“Student loan relief is a promise from President Biden to more than 40 million families,” said Melissa Byrne, executive director of We, the 45 Million, a student-debt advocacy group. “It is our chance for dignity. He must immediately implement a plan B including finding a different path to ensure no repayment begins until cancellation is delivered.”
The White House had proposed $10,000 in student-debt forgiveness for borrowers who made less than $125,000 per year or $250,000 per year as a household. Those who had received Pell Grants when they went to school and met the income requirements were eligible for $20,000 in forgiveness. Before the White House paused the application portal in November, around 26 million people had applied.
An estimated 20 million with federal debt were expecting to have their balance completely forgiven under Biden’s plan.

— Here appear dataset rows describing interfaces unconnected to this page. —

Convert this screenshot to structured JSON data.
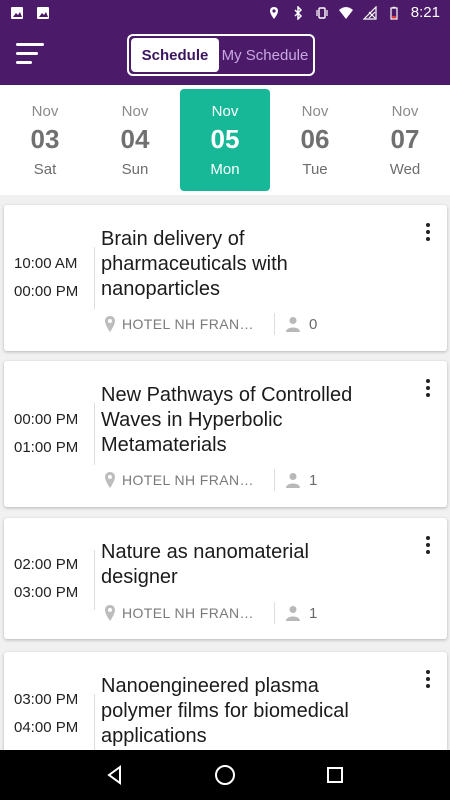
{
  "status_bar": {
    "time": "8:21",
    "left_icons": [
      "image-icon",
      "gallery-icon"
    ],
    "right_icons": [
      "location-icon",
      "bluetooth-icon",
      "vibrate-icon",
      "wifi-icon",
      "no-signal-icon",
      "battery-icon"
    ]
  },
  "app_bar": {
    "menu_icon": "hamburger-menu-icon",
    "segment": {
      "active_label": "Schedule",
      "inactive_label": "My Schedule"
    }
  },
  "dates": [
    {
      "month": "Nov",
      "day": "03",
      "weekday": "Sat",
      "selected": false
    },
    {
      "month": "Nov",
      "day": "04",
      "weekday": "Sun",
      "selected": false
    },
    {
      "month": "Nov",
      "day": "05",
      "weekday": "Mon",
      "selected": true
    },
    {
      "month": "Nov",
      "day": "06",
      "weekday": "Tue",
      "selected": false
    },
    {
      "month": "Nov",
      "day": "07",
      "weekday": "Wed",
      "selected": false
    }
  ],
  "sessions": [
    {
      "start": "10:00 AM",
      "end": "00:00 PM",
      "title": "Brain delivery of pharmaceuticals with nanoparticles",
      "location": "HOTEL NH FRANKFURT",
      "attendees": "0"
    },
    {
      "start": "00:00 PM",
      "end": "01:00 PM",
      "title": "New Pathways of Controlled Waves in Hyperbolic Metamaterials",
      "location": "HOTEL NH FRANKFURT",
      "attendees": "1"
    },
    {
      "start": "02:00 PM",
      "end": "03:00 PM",
      "title": "Nature as nanomaterial designer",
      "location": "HOTEL NH FRANKFURT",
      "attendees": "1"
    },
    {
      "start": "03:00 PM",
      "end": "04:00 PM",
      "title": "Nanoengineered plasma polymer films for biomedical applications",
      "location": "",
      "attendees": ""
    }
  ],
  "colors": {
    "primary": "#4b1a68",
    "accent": "#17b897"
  },
  "nav_bar": {
    "icons": [
      "back-triangle-icon",
      "home-circle-icon",
      "recents-square-icon"
    ]
  }
}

The Department of Education in a court filing last November warned of a spike in delinquencies and defaults when payments resume should one-time forgiveness not go through.
Coco Rowe, a 28-year-old in Las Vegas with about $20,000 in student debt, would have been eligible to have $10,000 forgiven. That would have been especially critical to her finances given that she was laid off from her artificial-intelligence job at the beginning of the pandemic, and hasn’t yet been able to find another full-time role.
“It was like a positive light in a time that was really hard for a lot of people and still is. It’s really disappointing that it was dangled in front of our faces and then taken away,” she said. “For my generation especially it was an expectation that you were supposed to go to college and then once you graduated you’ll get a good paying job and you can pay your debt. I was expecting having to pay it back, but if I could redo it, I don’t know if I would get a degree.”
More stories like this are available on bloomberg.com.